Georgette Heyer is most well-known for creating a genre - the Regency Romance. Her Regencies are impeccably researched and sparklingly witty, so much so that they spawned legions of imitators.
She also wrote several modern-day novels. This is the first 'modern' Heyer I've read. It's a love story set shortly after the first World War (pub date: 1930). Laura and Hugh, two Britons, meet and fall in love in France. She's thirty-years-old Briton from a respectable bourgeois family; he's the slightly spoiled nephew of a Baron. Their class differences concern Laura but Hugh convinces her to marry him.
After an idyllic honeymoon, eventually they must go back to Britain; to Hugh's 'smart set' and Laura's dismayingly stultifying family members. The class conflict is both old-fashioned and very un-American; I'm not sure whether Hugh was supposed to come off as quite so much of an ass. He can't stand her family - why? I don't know, but it 'just won't do'. Laura conversely can't enter into the interests of Hugh's life, riding and hunting (aside: what an ass). She's concerned when they run into debt and this irritates him (ibid). She doesn't get along with his friends, who are over-educated snobs (see above).

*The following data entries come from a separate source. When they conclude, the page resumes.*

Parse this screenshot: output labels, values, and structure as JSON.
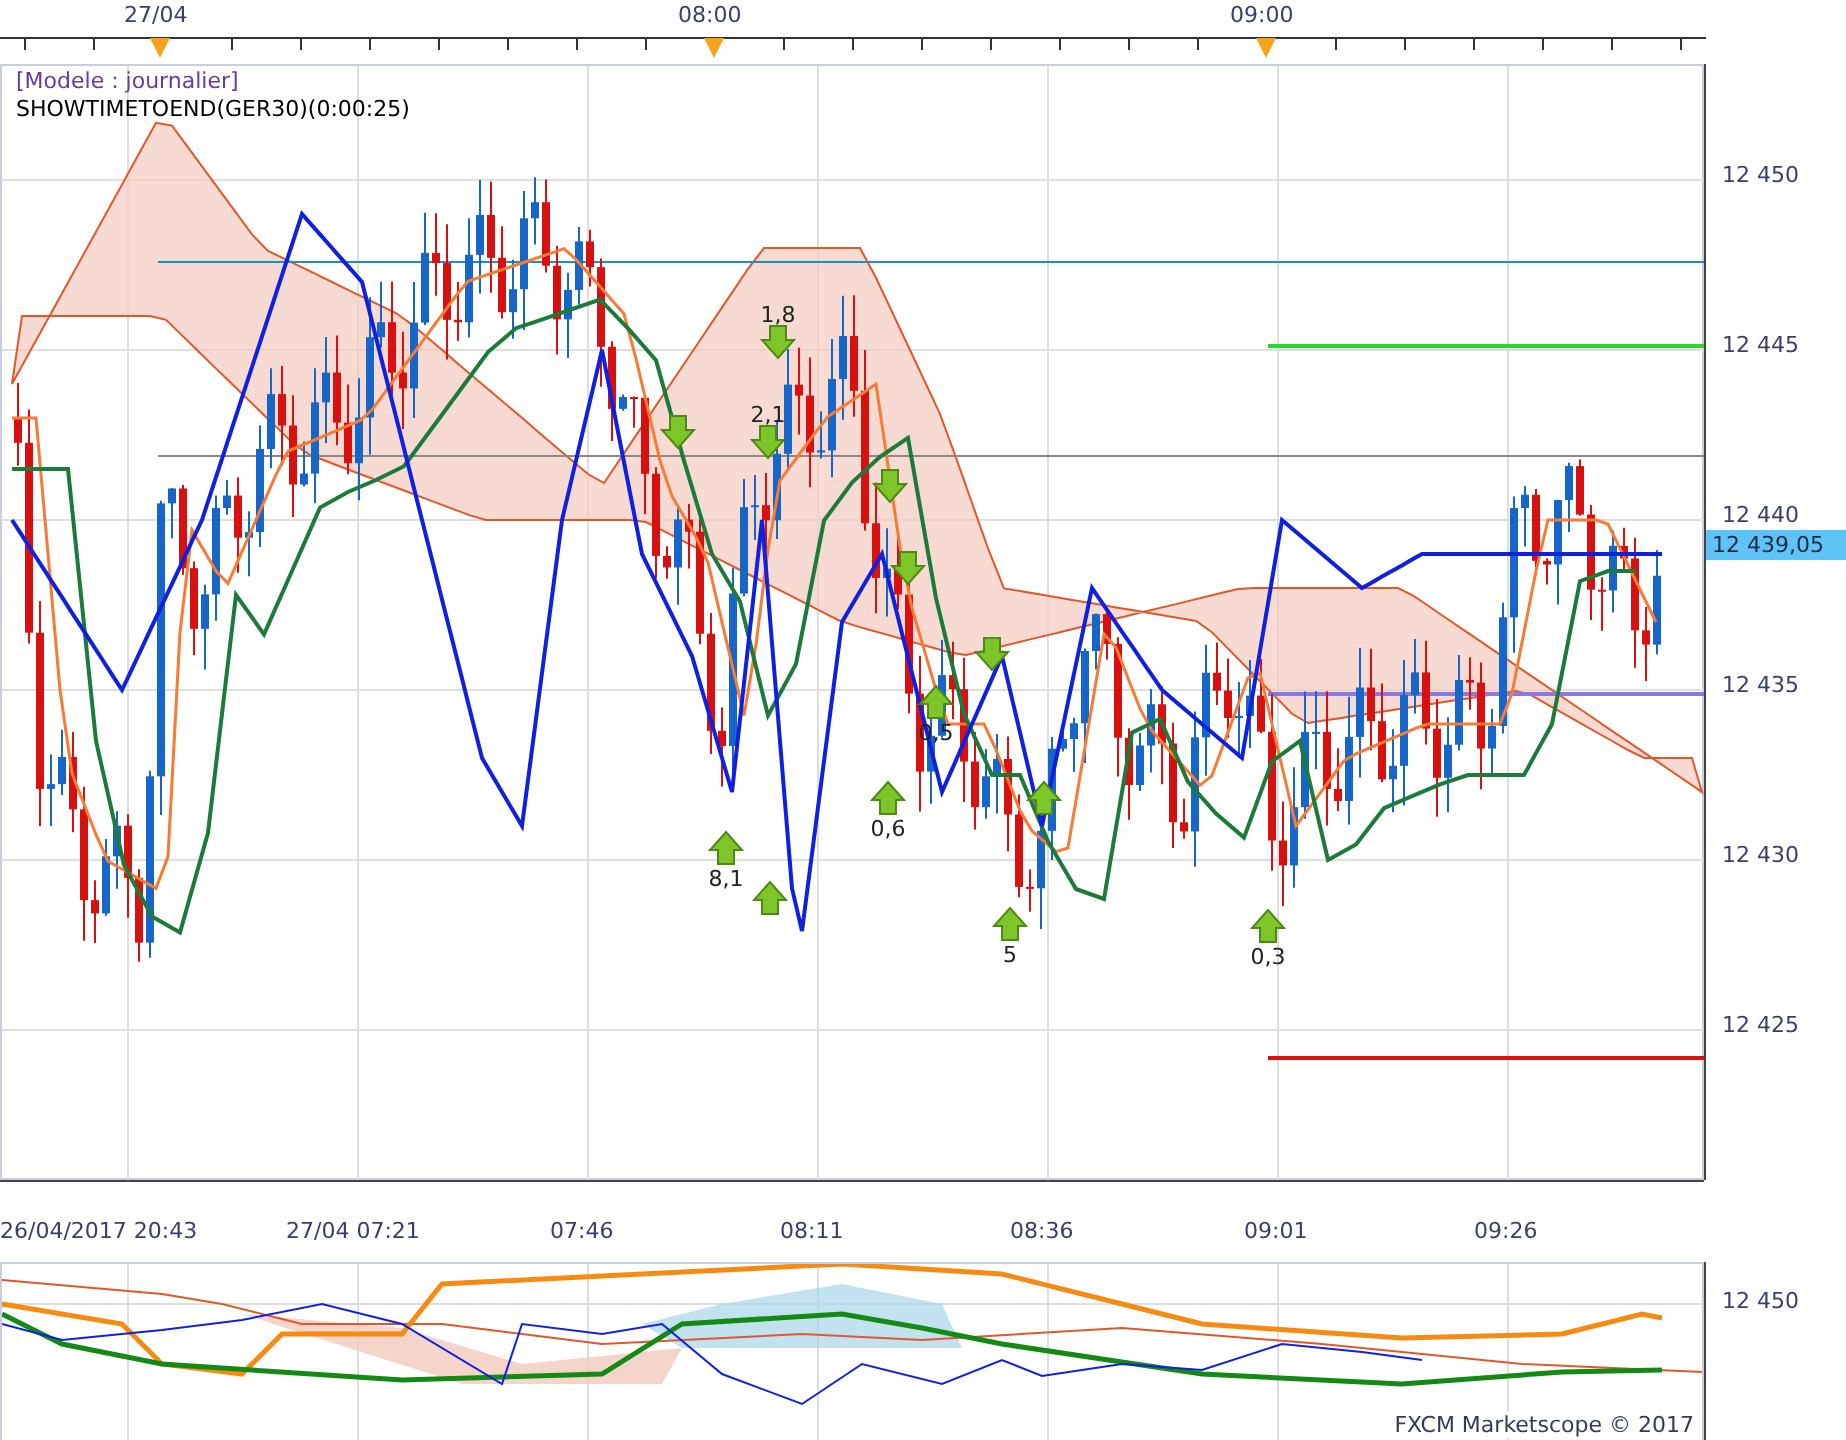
{
  "top_axis": {
    "labels": [
      "27/04",
      "08:00",
      "09:00"
    ]
  },
  "chart": {
    "model_label": "[Modele : journalier]",
    "indicator_label": "SHOWTIMETOEND(GER30)(0:00:25)",
    "price_labels": [
      "12 450",
      "12 445",
      "12 440",
      "12 435",
      "12 430",
      "12 425"
    ],
    "current_price": "12 439,05",
    "signals": [
      {
        "kind": "down",
        "value": "1,8"
      },
      {
        "kind": "down",
        "value": "2,1"
      },
      {
        "kind": "down"
      },
      {
        "kind": "down"
      },
      {
        "kind": "down"
      },
      {
        "kind": "down"
      },
      {
        "kind": "up",
        "value": "8,1"
      },
      {
        "kind": "up"
      },
      {
        "kind": "up",
        "value": "0,6"
      },
      {
        "kind": "up",
        "value": "0,5"
      },
      {
        "kind": "up",
        "value": "5"
      },
      {
        "kind": "up"
      },
      {
        "kind": "up",
        "value": "0,3"
      }
    ],
    "time_labels": [
      "26/04/2017 20:43",
      "27/04 07:21",
      "07:46",
      "08:11",
      "08:36",
      "09:01",
      "09:26"
    ]
  },
  "lower_panel": {
    "price_label": "12 450",
    "copyright": "FXCM Marketscope © 2017"
  }
}
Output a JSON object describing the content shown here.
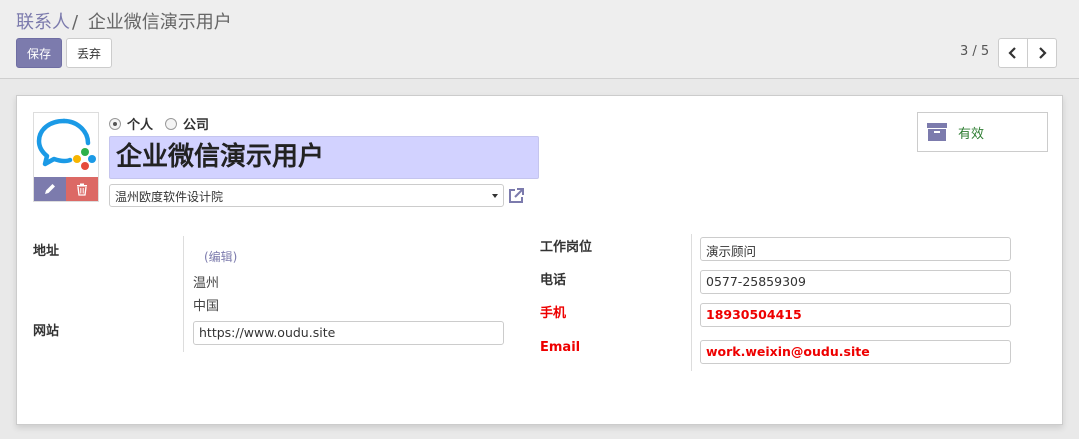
{
  "breadcrumb": {
    "parent": "联系人",
    "separator": "/",
    "current": "企业微信演示用户"
  },
  "toolbar": {
    "save_label": "保存",
    "discard_label": "丢弃"
  },
  "pager": {
    "value": "3 / 5",
    "prev_icon": "chevron-left-icon",
    "next_icon": "chevron-right-icon"
  },
  "form": {
    "company_type": {
      "options": [
        "个人",
        "公司"
      ],
      "selected": "个人"
    },
    "name": "企业微信演示用户",
    "parent_company": "温州欧度软件设计院",
    "status_button": {
      "label": "有效",
      "icon": "archive-icon"
    },
    "address": {
      "label": "地址",
      "edit_link": "(编辑)",
      "city": "温州",
      "country": "中国"
    },
    "website": {
      "label": "网站",
      "value": "https://www.oudu.site"
    },
    "job_position": {
      "label": "工作岗位",
      "value": "演示顾问"
    },
    "phone": {
      "label": "电话",
      "value": "0577-25859309"
    },
    "mobile": {
      "label": "手机",
      "value": "18930504415"
    },
    "email": {
      "label": "Email",
      "value": "work.weixin@oudu.site"
    }
  },
  "colors": {
    "primary": "#7c7bad",
    "danger": "#dc6965",
    "required": "#e00000",
    "status_green": "#2e7d32",
    "name_bg": "#d2d2ff"
  }
}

The great weakness of the book is that the conflict is not entirely class or education-based. Heyer seems to conflate class and intelligence. The problem isn't that Laura holds the coffee-pot wrong (<---not kidding), it's that she's stupid. She doesn't get people's jokes. She can't make conversation. She's boring. That's not the same thing as being middle-class. It kills the premise. This isn't a love doomed by social inequity; it's a love doomed by mental inequity. I just can't have much patience with a heroine who initially is portrayed as sensitive and principled, but six months later can't find anything to do while her husband isn't at home.